Amidst an enormous crisis in Syria, in which thousands of innocent lives have been lost due to fighting between the conflicting government and rebel forces, and rumors of possible chemical weaponry making headlines, Israel has carried out two separate airstrikes in the Middle Eastern nation, whipping out weapons intended for Hezbollah soldiers.
It’s believed that missiles being supplied to the militant terrorist group from Lebanon by Iran were the main targets in the Israeli airstrikes, the second of which hit Damascus, the capital of Syria. The strike was aimed at a military research center that Israel had already struck once earlier this very year. When the explosions started occurring in Damascus, many at first assumed it was the Syrian rebels continuing their fight against the government they deem oppressive. Reuters cites the Syrian Observatory for Human Rights as saying that the “scale of the attack meant it was beyond the military capability of the Syrian rebels” and that eyewitnesses saw “jets in the sky at the time of the blasts.” The strike followed a similar attack on Friday, which targeted a missile shipment, although that strike didn’t hit a major city like the second one.

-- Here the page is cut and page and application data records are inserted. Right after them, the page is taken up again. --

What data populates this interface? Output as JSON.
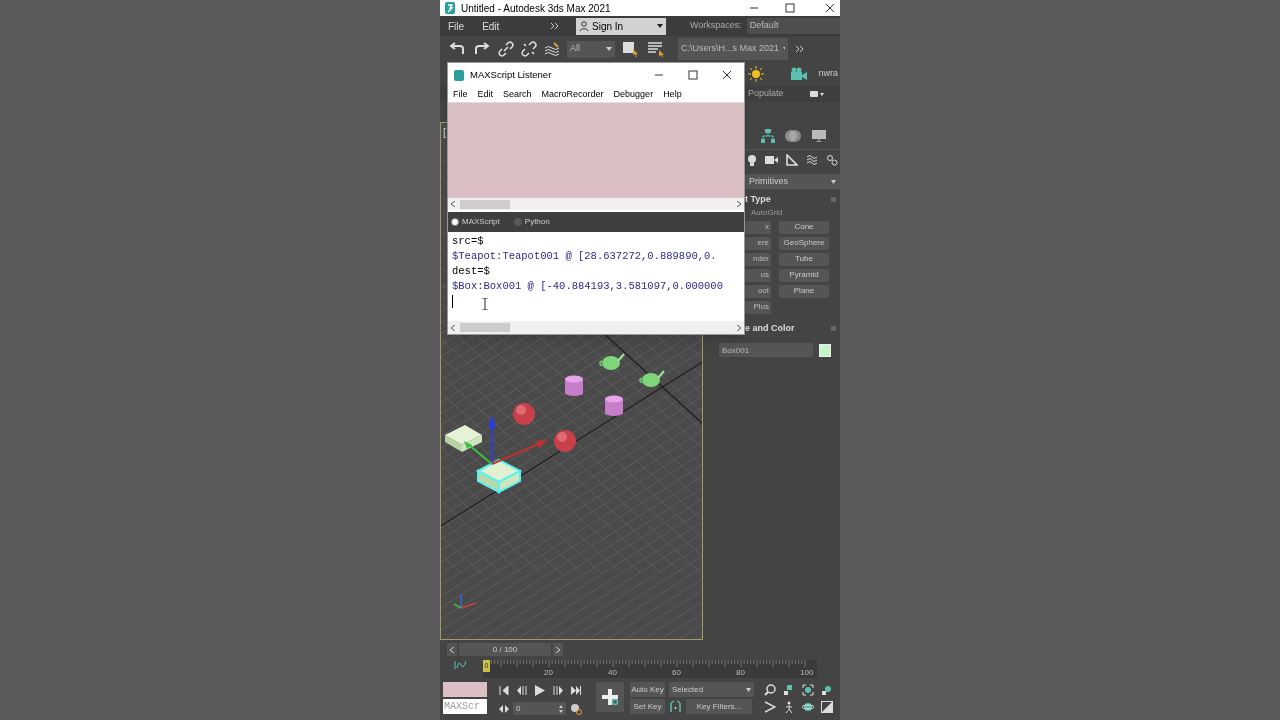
{
  "window": {
    "title": "Untitled - Autodesk 3ds Max 2021"
  },
  "menu_bar": {
    "items": [
      "File",
      "Edit"
    ],
    "sign_in": "Sign In",
    "workspaces_label": "Workspaces:",
    "workspace": "Default"
  },
  "toolbar": {
    "selection_filter": "All",
    "project_folder": "C:\\Users\\H...s Max 2021",
    "cut_label": "nwra"
  },
  "ribbon": {
    "populate": "Populate"
  },
  "viewport": {
    "label": "["
  },
  "command_panel": {
    "category": "Primitives",
    "object_type": {
      "title": "t Type",
      "autogrid": "AutoGrid",
      "buttons": [
        "x",
        "Cone",
        "ere",
        "GeoSphere",
        "nder",
        "Tube",
        "us",
        "Pyramid",
        "oot",
        "Plane",
        "Plus"
      ]
    },
    "name_and_color": {
      "title": "e and Color",
      "name": "Box001",
      "color": "#c6f5c6"
    }
  },
  "listener": {
    "title": "MAXScript Listener",
    "menu": [
      "File",
      "Edit",
      "Search",
      "MacroRecorder",
      "Debugger",
      "Help"
    ],
    "languages": [
      {
        "label": "MAXScript",
        "selected": true
      },
      {
        "label": "Python",
        "selected": false
      }
    ],
    "lines": [
      {
        "kind": "input",
        "text": "src=$"
      },
      {
        "kind": "output",
        "text": "$Teapot:Teapot001 @ [28.637272,0.889890,0."
      },
      {
        "kind": "input",
        "text": "dest=$"
      },
      {
        "kind": "output",
        "text": "$Box:Box001 @ [-40.884193,3.581097,0.000000"
      }
    ]
  },
  "time_slider": {
    "frame": "0 / 100",
    "level": 0,
    "current": "0",
    "ticks": [
      "20",
      "40",
      "60",
      "80",
      "100"
    ]
  },
  "controls": {
    "mini_listener": "MAXScr",
    "frame_field": "0",
    "auto_key": "Auto Key",
    "key_set": "Selected",
    "set_key": "Set Key",
    "key_filters": "Key Filters..."
  }
}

The Syrian government stated through the controlled media within their nation that “the new Israeli attack is an attempt to raise the morale of the terrorist groups, which have been reeling from strikes by our noble army” (BBC News). The problem with that statement, of course, is that Israel stands in direct opposition to the rebel forces, just as they do against the Syrian government. Israel isn’t attempting to help either side of the fight, but is instead trying to keep Iranian supplied weapons out of the hands of dangerous terrorists who might use them against Israel or any of their allies. Israel, as of the time of this article, has yet to comment on either of the airstrikes.
All of this comes, of course, in the wake of the reports of chemical weapon attacks between the Syrian government and the rebels. President Obama on Friday said that any clear evidence of chemical warfare would drastically shift the dynamic of the world’s response to the crisis in Syria, but it seems his administration is against sending any United States forces in to interfere with the Syrian civil war. According to BBC News, more than 70,000 Syrians have died since the civil conflict broke out over two years ago.